→ How to complete this task
The entire listing, reproduced exactly and stripped of images, is the expected output.
──────
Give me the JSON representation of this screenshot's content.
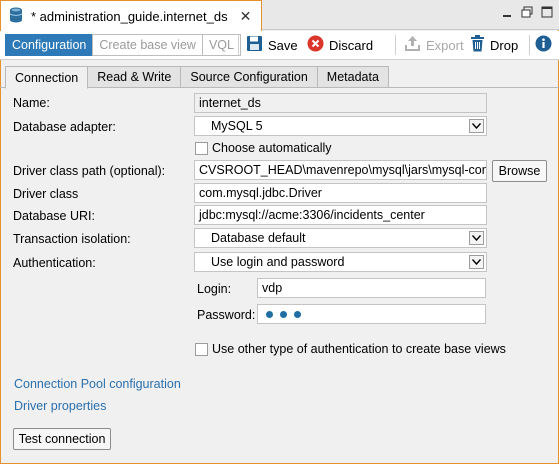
{
  "document_tab": {
    "title": "* administration_guide.internet_ds",
    "icon": "database-icon",
    "close_glyph": "✕"
  },
  "toolbar": {
    "segments": [
      "Configuration",
      "Create base view",
      "VQL"
    ],
    "active_segment": "Configuration",
    "save_label": "Save",
    "discard_label": "Discard",
    "export_label": "Export",
    "drop_label": "Drop",
    "info_icon": "info-icon"
  },
  "tabs": [
    "Connection",
    "Read & Write",
    "Source Configuration",
    "Metadata"
  ],
  "active_tab": "Connection",
  "form": {
    "name_label": "Name:",
    "name_value": "internet_ds",
    "adapter_label": "Database adapter:",
    "adapter_value": "MySQL 5",
    "choose_auto_label": "Choose automatically",
    "driver_path_label": "Driver class path (optional):",
    "driver_path_value": "CVSROOT_HEAD\\mavenrepo\\mysql\\jars\\mysql-conn",
    "browse_label": "Browse",
    "driver_class_label": "Driver class",
    "driver_class_value": "com.mysql.jdbc.Driver",
    "uri_label": "Database URI:",
    "uri_value": "jdbc:mysql://acme:3306/incidents_center",
    "isolation_label": "Transaction isolation:",
    "isolation_value": "Database default",
    "auth_label": "Authentication:",
    "auth_value": "Use login and password",
    "login_label": "Login:",
    "login_value": "vdp",
    "password_label": "Password:",
    "other_auth_label": "Use other type of authentication to create base views"
  },
  "links": {
    "pool": "Connection Pool configuration",
    "driver_props": "Driver properties"
  },
  "test_button": "Test connection",
  "colors": {
    "accent": "#2e7ab8",
    "frame": "#e6922a",
    "link": "#2a6fad",
    "discard_red": "#d9352b"
  }
}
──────
→ Written reply
Give me the JSON representation of this screenshot's content.
{
  "document_tab": {
    "title": "* administration_guide.internet_ds",
    "icon": "database-icon",
    "close_glyph": "✕"
  },
  "toolbar": {
    "segments": [
      "Configuration",
      "Create base view",
      "VQL"
    ],
    "active_segment": "Configuration",
    "save_label": "Save",
    "discard_label": "Discard",
    "export_label": "Export",
    "drop_label": "Drop",
    "info_icon": "info-icon"
  },
  "tabs": [
    "Connection",
    "Read & Write",
    "Source Configuration",
    "Metadata"
  ],
  "active_tab": "Connection",
  "form": {
    "name_label": "Name:",
    "name_value": "internet_ds",
    "adapter_label": "Database adapter:",
    "adapter_value": "MySQL 5",
    "choose_auto_label": "Choose automatically",
    "driver_path_label": "Driver class path (optional):",
    "driver_path_value": "CVSROOT_HEAD\\mavenrepo\\mysql\\jars\\mysql-conn",
    "browse_label": "Browse",
    "driver_class_label": "Driver class",
    "driver_class_value": "com.mysql.jdbc.Driver",
    "uri_label": "Database URI:",
    "uri_value": "jdbc:mysql://acme:3306/incidents_center",
    "isolation_label": "Transaction isolation:",
    "isolation_value": "Database default",
    "auth_label": "Authentication:",
    "auth_value": "Use login and password",
    "login_label": "Login:",
    "login_value": "vdp",
    "password_label": "Password:",
    "other_auth_label": "Use other type of authentication to create base views"
  },
  "links": {
    "pool": "Connection Pool configuration",
    "driver_props": "Driver properties"
  },
  "test_button": "Test connection",
  "colors": {
    "accent": "#2e7ab8",
    "frame": "#e6922a",
    "link": "#2a6fad",
    "discard_red": "#d9352b"
  }
}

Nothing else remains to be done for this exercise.